Upskilling your workforce is arguably the easier route to take as you will be improving your current employees’ skills in new areas that is related to the existing skill set that they have. A prime example of this would be a computer coder learning a new programming language in addition to the ones that he or she are already familiar with.
Re-skilling is different and potentially more complicated as the objective here is to replace an outdated skill that a person has with new skills that are more suited to the current requirement. Getting a taxi driver to learn a programming language is an example of re-skilling.
Why should you upskill your current employees?
One of the main reasons why a business may not upskill their workforce is the fear that current employees may take this newly obtained skills and training to work with a new employer. This could mean that the investment in the training programme is potentially wasted but surprisingly, the evidence actually suggests otherwise. According to the same PWC report, 74% of responders said that they “are ready to learn new skills or re-train to remain employable in the future”.
So if your business is offering training that will keep skillsets sharp and up to date, it will prove to be beneficial in the long run. Besides it offering further opportunities within the business and more employment security to all current employees, it will even contribute to an increase in staff retention rates, work performance and even better job satisfaction!
In an interview concerning the treatment of staffs, Richard Branson commented that: "If you look after your staff, they’ll look after your customers. It’s that simple" and we couldn’t agree more. In other words, it means that if your employees are happy and contented then, that positivity will translate onto your customer base – boosting your bottom line. The upskill training will aid your staff to innovate current services, products on offer and even address potential issues that may arise.
How to upskill your workforce?
There are a number of ways to do so but, the main thing that must be thoughtfully considered is the personalisation aspect. After all, not everyone has the same requirements or capabilities so, customisation will be key to meet the varied learning styles of your workforce.
This individualistic approach would have been historically and prohibitively expensive but, thanks to the digital revolution, 1-to-1 or 1-to-few pieces of training are readily and easily delivered by trainers.
Learning Management Systems (LMS) now offer a range of options for content delivery, assessment and performance measurement. It's inherent flexibility also mean that workers can learn and revisit to learn at a pace that best suits them to ensure that the lessons are fully retained. New features and content can also be added into these platforms whenever is needed to ensure that the training effort is continuously ongoing. This means that employees can continue to develop their existing skills and add in new skills as time moves on.
These digital platforms also offer the benefit of being able to measure the success of the training through performance metrics that in turn, leads to other aids in upskilling the workforce. For instance, staffs who have successfully completed elements of the training and are now leading practitioners of that particular programme can become mentors to others in the organisation. Their experiences will not only create a platform for them to share their knowledge but will also act as proof of success.
Upskilling will help you stay ahead of the competition

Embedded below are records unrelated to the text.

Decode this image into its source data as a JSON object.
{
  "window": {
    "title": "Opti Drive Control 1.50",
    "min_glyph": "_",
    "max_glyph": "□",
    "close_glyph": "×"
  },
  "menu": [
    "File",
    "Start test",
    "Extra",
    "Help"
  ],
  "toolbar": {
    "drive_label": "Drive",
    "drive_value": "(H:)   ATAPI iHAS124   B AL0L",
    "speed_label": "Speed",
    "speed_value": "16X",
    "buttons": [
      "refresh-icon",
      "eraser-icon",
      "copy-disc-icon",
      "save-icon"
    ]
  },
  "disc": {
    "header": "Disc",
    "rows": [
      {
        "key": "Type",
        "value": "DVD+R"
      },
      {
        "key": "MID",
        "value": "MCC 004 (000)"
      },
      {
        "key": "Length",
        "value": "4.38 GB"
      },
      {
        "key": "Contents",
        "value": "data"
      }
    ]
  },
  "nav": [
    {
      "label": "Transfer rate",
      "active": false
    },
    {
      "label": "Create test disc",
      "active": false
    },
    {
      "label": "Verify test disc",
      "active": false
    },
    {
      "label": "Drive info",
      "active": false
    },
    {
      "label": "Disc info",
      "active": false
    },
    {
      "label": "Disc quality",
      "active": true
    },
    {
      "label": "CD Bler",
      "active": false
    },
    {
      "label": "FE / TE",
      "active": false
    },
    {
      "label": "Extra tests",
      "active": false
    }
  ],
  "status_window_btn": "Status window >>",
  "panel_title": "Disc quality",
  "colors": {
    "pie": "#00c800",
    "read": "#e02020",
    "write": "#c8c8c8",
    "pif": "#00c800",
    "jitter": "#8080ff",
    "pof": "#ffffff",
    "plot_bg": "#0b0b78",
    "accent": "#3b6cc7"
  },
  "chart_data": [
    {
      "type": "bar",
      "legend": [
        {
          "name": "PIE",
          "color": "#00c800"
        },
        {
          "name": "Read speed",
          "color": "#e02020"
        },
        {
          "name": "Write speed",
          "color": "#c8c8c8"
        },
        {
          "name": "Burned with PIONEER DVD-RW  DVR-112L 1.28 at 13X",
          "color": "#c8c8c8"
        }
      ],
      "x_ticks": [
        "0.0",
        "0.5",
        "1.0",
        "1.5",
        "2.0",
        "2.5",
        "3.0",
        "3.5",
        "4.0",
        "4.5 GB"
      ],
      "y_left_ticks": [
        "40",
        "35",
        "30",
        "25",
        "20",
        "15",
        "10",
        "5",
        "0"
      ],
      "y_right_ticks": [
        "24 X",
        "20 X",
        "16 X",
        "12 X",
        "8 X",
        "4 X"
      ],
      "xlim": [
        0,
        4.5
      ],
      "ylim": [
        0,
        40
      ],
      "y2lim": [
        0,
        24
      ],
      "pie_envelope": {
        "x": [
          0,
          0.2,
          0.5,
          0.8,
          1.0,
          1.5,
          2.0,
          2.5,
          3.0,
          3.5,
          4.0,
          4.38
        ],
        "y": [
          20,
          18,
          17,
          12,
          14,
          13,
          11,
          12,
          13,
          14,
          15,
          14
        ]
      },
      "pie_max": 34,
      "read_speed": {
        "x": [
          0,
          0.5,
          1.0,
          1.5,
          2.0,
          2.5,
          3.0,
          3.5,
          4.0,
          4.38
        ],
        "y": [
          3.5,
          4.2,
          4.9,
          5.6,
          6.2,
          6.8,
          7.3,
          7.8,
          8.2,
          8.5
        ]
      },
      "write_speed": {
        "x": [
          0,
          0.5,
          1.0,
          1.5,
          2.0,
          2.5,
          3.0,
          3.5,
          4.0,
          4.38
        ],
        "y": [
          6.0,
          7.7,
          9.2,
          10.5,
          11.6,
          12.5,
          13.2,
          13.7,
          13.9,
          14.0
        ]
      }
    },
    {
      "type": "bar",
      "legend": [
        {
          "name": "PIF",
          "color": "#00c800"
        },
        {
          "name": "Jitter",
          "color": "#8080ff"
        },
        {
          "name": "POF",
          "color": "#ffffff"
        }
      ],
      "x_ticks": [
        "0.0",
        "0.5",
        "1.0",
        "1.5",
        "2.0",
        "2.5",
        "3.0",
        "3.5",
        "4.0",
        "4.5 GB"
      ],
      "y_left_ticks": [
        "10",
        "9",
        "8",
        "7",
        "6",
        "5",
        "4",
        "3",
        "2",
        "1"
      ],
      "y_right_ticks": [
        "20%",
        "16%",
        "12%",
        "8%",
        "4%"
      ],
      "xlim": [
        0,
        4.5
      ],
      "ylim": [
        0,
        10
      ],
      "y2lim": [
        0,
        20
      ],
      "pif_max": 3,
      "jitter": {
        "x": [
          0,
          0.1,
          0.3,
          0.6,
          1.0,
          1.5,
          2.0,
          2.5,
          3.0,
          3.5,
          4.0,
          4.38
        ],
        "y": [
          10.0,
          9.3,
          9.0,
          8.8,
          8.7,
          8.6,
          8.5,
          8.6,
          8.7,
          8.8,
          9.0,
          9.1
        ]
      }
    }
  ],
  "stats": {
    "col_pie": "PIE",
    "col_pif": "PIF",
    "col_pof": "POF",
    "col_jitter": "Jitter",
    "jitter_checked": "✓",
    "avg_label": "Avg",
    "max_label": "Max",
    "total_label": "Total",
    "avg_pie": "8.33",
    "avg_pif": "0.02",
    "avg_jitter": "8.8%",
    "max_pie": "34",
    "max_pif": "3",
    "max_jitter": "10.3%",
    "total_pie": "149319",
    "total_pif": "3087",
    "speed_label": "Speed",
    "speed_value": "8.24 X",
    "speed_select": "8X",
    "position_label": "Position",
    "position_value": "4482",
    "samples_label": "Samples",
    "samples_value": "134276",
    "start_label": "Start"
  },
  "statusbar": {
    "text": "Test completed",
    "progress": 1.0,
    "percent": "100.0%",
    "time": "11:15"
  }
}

Businesses rely on the skills of their employees to perform well and that will not change even if the pace in markets and technology continue to accelerate. It is therefore crucial for businesses to ensure that the skills of all employees are fit for purpose now and for the future. This approach should protect your bottom line while helping you to retain your best staff.